Mercedes-Benz has been making improvements to its manufacturing facility near Tuscaloosa, Alabama in anticipation of the introduction of the all-new 2015 C-Class. On December 18, Mercedes held a grand opening ceremony for a new 900,000 square foot parts logistics center at the plant. Mercedes claims the $70 million dollar facility will employ 600 people.
Most of those new hires will be contract employees working for outside suppliers, but some will be directly employed by Mercedes as transfers from existing facilities. The facility will handle daily parts deliveries as part of the just-in-time production method. Governor Robert Bentley was in attendance, remarking that “Mercedes has been a great partner for Alabama” since the plant opened. Mercedes began production at the facility in 1997.
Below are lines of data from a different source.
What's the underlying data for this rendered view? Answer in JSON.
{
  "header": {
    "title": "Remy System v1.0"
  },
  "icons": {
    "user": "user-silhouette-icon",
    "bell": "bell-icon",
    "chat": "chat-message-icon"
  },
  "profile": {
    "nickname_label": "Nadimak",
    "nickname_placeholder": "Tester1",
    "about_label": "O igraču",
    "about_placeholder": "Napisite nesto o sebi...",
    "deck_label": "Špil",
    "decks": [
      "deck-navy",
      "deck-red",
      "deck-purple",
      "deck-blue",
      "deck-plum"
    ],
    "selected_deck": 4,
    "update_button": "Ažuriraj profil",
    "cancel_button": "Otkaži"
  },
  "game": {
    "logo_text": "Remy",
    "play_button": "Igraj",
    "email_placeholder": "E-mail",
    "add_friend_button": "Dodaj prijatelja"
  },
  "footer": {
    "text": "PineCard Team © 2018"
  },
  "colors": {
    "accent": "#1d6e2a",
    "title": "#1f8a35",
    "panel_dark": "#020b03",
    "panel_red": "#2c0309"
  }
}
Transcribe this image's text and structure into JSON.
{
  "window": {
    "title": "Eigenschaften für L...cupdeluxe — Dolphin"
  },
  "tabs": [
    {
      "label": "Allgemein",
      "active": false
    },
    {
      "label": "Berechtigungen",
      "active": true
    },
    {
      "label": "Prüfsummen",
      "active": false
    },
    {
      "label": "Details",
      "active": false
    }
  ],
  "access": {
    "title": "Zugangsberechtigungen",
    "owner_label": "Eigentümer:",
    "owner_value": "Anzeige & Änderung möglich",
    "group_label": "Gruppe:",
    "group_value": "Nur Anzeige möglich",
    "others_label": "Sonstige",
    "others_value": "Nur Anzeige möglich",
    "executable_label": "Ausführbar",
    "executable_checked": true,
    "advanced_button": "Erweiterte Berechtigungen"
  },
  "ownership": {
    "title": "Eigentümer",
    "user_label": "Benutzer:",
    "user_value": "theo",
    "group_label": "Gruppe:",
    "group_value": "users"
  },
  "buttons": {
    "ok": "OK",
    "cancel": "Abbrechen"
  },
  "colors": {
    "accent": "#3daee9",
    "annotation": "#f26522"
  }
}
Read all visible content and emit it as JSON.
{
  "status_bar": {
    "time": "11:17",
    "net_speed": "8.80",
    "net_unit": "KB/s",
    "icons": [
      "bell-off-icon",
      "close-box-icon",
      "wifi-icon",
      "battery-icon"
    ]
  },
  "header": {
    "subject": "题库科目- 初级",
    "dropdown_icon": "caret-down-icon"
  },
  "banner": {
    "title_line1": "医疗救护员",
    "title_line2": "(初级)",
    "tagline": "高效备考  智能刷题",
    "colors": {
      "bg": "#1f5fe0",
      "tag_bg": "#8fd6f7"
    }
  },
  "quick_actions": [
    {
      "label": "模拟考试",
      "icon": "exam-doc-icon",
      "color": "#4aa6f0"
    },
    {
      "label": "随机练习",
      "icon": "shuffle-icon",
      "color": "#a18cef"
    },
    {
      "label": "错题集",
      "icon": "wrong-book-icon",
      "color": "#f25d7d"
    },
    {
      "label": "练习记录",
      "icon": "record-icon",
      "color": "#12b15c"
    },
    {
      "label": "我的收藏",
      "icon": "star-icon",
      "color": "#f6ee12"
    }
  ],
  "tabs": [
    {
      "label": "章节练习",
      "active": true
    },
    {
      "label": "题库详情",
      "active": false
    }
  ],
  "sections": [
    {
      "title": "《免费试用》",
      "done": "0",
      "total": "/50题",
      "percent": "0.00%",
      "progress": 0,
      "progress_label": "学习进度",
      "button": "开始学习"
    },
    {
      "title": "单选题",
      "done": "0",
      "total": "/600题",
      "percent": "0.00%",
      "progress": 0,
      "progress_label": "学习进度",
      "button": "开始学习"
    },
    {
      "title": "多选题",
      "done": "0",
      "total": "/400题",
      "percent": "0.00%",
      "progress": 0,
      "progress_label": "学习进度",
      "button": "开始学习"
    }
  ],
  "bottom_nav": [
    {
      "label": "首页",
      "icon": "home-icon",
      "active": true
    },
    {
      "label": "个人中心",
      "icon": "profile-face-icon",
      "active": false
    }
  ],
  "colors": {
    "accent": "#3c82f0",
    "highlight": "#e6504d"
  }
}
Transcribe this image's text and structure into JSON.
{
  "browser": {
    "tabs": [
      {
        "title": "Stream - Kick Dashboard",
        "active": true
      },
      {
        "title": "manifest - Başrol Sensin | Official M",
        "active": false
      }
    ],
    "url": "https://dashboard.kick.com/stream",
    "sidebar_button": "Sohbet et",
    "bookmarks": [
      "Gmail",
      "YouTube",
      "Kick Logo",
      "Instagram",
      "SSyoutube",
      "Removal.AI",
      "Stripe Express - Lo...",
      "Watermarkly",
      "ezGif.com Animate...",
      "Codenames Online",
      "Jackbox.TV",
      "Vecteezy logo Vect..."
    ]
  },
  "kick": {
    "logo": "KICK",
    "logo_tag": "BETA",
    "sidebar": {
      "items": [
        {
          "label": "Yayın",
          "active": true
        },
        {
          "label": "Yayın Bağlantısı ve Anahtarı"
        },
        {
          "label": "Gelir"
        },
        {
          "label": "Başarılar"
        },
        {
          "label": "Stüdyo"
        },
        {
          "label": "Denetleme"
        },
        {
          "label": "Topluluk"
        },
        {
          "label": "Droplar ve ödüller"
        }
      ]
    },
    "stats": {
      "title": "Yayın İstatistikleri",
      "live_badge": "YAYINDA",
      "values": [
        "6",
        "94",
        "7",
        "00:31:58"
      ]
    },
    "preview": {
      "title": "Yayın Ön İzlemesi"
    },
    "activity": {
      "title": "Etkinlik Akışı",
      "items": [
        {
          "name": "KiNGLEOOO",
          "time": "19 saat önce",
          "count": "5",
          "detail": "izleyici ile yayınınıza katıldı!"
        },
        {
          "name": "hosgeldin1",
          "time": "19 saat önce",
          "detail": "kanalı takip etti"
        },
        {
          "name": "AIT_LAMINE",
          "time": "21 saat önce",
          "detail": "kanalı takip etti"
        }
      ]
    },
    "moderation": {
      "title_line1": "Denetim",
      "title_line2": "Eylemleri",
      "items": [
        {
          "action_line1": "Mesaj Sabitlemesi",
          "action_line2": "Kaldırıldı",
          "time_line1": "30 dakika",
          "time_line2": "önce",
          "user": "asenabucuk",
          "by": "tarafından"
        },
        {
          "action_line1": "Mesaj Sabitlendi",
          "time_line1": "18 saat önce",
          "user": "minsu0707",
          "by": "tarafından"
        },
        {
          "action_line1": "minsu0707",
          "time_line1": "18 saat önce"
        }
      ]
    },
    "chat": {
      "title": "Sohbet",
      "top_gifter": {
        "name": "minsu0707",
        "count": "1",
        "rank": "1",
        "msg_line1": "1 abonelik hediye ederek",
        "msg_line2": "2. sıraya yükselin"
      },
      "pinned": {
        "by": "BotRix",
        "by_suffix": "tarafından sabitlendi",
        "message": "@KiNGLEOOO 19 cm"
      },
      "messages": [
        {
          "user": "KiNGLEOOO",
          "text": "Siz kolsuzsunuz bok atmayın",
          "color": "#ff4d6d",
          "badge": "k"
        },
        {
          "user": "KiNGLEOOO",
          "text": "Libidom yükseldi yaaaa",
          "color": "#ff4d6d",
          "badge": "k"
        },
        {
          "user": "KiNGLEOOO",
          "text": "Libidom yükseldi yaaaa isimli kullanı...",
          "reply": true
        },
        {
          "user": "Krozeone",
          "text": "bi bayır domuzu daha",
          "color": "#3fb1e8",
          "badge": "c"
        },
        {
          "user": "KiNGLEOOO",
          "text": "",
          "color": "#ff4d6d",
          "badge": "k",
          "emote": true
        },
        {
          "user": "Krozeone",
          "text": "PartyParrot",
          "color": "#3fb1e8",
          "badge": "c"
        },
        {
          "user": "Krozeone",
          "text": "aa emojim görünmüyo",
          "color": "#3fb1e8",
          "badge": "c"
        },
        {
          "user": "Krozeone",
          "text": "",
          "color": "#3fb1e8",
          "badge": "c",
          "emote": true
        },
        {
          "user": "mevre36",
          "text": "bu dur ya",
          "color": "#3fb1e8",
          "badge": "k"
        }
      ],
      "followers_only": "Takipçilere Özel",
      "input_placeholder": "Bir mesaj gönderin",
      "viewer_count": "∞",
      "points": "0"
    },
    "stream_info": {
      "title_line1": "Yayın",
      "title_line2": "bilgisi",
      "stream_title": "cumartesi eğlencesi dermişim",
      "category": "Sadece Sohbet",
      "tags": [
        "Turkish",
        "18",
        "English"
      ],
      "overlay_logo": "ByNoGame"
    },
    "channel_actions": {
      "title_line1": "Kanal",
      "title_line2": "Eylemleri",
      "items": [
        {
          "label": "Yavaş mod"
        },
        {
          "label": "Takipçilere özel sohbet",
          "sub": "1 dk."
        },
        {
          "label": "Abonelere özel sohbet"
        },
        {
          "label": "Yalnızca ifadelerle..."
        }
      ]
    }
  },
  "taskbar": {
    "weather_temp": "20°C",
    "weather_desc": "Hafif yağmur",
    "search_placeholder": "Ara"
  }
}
Mercedes says that the addition of C-Class production will add about 1,000 employees at the facility in total. That number may increase in 2015, when the company plans to add another SUV to the production line. Auto Evolution claims that new SUV will probably be the next-generation GLK. This is yet to be confirmed by Mercedes, but it seems likely given that the C-Class is built on the same platform. It would also make a logical replacement for the aged and slow-selling R-Class. Mercedes discontinued R-Class sales in the United States last year, but still produces the vehicle in Tuscaloosa for the world market.
The expansion of the Tuscaloosa facility, like the founding of VW’s Chattanooga plant, has created waves in labor relations around the globe. Building cars in Alabama is part of a global production strategy that has seen Mercedes parent company Daimler shift more capacity to America. When Daimler announced plans to transfer C-Class production out of its Sindelfingen, Germany facility back in 2009, it led to mass protests by workers affiliated with the union IG Metall. IG Metall has since backed unionization efforts at both Daimler and VW’s American facilities by the United Auto Workers, out of fear of being undercut by cheaper American labor. The UAW has lobbied Tuscaloosa workers extensively with IG Metall’s assistance, but has had no success thus far. The continued expansion of the facility will undoubtedly focus ever-greater attention on labor relations and compensation at the plant.